**Exercise directions**
The result should be every line that contains the word "SISTEMA", taken from the material.

++++ The records ++++

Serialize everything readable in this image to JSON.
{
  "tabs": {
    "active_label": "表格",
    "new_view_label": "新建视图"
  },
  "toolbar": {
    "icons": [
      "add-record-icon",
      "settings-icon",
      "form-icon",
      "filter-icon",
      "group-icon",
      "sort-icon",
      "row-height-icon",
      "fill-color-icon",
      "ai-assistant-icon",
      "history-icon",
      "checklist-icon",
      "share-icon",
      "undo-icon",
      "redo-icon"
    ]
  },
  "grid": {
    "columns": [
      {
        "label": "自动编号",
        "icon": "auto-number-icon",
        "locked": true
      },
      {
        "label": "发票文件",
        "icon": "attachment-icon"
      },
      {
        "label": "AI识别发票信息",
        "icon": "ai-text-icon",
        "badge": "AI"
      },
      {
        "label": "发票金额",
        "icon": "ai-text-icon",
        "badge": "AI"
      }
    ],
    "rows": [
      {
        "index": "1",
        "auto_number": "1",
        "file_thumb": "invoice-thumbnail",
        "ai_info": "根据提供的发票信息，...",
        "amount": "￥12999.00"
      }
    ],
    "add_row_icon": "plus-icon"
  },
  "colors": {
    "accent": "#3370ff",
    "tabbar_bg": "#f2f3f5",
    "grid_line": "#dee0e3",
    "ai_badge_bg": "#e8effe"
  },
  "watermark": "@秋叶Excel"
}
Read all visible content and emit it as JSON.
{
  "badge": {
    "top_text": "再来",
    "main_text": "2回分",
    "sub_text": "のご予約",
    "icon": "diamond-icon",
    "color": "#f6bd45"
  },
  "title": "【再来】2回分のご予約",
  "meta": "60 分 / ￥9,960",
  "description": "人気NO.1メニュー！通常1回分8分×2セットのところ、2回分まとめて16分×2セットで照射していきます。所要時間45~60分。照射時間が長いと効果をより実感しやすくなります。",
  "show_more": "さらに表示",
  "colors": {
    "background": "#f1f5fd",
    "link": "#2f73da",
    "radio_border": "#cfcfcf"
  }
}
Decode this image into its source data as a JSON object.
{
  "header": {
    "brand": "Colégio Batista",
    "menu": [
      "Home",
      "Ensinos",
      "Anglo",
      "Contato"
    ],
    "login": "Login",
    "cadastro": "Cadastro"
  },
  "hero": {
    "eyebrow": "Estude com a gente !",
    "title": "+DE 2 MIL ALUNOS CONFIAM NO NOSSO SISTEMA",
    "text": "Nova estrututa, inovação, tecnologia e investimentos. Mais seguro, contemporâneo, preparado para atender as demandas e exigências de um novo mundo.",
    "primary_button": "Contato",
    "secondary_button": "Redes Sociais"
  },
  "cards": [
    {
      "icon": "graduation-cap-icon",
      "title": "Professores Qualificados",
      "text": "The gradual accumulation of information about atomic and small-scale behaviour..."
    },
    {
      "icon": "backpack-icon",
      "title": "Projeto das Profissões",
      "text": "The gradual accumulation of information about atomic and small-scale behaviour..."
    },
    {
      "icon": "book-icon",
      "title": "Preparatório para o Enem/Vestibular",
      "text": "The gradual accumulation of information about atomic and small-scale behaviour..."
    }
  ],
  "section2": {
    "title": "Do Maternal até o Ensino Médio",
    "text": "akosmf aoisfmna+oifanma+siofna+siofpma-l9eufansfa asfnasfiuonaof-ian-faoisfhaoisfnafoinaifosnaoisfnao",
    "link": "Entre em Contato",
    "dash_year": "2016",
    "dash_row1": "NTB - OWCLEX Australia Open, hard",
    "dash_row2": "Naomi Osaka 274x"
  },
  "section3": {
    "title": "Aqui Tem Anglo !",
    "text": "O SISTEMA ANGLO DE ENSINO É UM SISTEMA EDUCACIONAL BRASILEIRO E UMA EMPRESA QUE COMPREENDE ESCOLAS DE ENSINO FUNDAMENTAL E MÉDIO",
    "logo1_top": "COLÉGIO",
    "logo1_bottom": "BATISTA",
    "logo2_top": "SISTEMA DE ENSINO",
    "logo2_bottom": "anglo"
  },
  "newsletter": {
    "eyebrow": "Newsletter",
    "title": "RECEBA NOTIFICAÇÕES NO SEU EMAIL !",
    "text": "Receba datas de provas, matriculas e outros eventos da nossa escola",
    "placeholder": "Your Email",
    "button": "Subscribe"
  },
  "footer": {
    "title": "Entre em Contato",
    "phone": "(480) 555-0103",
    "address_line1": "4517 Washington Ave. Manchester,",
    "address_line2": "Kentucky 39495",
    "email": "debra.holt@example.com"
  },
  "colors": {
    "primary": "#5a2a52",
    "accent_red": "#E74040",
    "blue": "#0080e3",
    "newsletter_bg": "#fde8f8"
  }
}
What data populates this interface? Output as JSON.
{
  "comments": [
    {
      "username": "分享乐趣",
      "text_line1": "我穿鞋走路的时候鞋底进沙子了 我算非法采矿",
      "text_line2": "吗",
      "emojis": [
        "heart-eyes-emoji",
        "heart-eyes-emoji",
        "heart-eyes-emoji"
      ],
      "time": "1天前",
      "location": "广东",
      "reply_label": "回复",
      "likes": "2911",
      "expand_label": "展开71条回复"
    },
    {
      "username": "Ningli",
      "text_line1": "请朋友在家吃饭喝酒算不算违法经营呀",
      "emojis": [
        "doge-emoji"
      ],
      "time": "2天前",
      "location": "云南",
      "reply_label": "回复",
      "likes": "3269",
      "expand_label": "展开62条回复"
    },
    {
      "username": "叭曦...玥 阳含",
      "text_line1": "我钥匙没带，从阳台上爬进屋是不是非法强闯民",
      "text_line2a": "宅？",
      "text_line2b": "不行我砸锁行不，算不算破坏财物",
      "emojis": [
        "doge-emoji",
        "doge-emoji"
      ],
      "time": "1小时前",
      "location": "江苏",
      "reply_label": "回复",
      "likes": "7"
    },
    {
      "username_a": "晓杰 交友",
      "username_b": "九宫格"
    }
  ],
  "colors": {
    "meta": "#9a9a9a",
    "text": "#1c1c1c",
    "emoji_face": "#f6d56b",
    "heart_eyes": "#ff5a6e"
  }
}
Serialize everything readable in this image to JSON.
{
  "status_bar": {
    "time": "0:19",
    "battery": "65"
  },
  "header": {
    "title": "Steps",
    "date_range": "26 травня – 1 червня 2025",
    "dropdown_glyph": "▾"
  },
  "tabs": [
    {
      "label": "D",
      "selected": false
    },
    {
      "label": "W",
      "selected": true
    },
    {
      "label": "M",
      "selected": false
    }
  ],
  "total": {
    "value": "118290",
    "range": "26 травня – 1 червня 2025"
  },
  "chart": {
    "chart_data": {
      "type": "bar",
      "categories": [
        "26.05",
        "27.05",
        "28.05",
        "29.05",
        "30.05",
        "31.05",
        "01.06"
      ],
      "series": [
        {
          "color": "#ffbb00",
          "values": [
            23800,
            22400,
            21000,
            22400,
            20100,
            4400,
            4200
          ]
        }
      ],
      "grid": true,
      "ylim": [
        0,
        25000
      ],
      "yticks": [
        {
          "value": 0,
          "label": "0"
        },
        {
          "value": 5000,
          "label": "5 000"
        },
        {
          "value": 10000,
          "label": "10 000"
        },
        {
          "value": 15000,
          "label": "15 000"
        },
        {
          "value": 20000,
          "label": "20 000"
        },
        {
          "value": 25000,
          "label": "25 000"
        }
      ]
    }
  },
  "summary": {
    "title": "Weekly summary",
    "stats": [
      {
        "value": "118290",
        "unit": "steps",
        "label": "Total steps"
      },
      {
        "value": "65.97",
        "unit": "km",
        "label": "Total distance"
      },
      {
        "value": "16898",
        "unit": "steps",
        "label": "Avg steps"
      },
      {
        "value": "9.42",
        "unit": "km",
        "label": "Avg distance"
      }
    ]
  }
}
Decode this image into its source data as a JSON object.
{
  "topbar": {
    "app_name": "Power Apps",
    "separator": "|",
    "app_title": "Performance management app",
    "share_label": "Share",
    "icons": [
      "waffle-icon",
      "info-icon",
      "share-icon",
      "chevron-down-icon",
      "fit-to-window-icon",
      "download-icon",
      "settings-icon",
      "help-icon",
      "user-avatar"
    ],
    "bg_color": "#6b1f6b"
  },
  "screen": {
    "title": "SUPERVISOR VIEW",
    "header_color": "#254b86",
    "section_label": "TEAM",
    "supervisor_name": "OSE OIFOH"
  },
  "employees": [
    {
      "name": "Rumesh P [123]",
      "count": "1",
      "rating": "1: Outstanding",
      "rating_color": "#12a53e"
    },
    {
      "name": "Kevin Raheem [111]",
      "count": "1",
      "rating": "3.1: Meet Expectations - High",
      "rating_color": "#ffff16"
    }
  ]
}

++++

**The answer**
    "title": "+DE 2 MIL ALUNOS CONFIAM NO NOSSO SISTEMA",
    "text": "O SISTEMA ANGLO DE ENSINO É UM SISTEMA EDUCACIONAL BRASILEIRO E UMA EMPRESA QUE COMPREENDE ESCOLAS DE ENSINO FUNDAMENTAL E MÉDIO",
    "logo2_top": "SISTEMA DE ENSINO",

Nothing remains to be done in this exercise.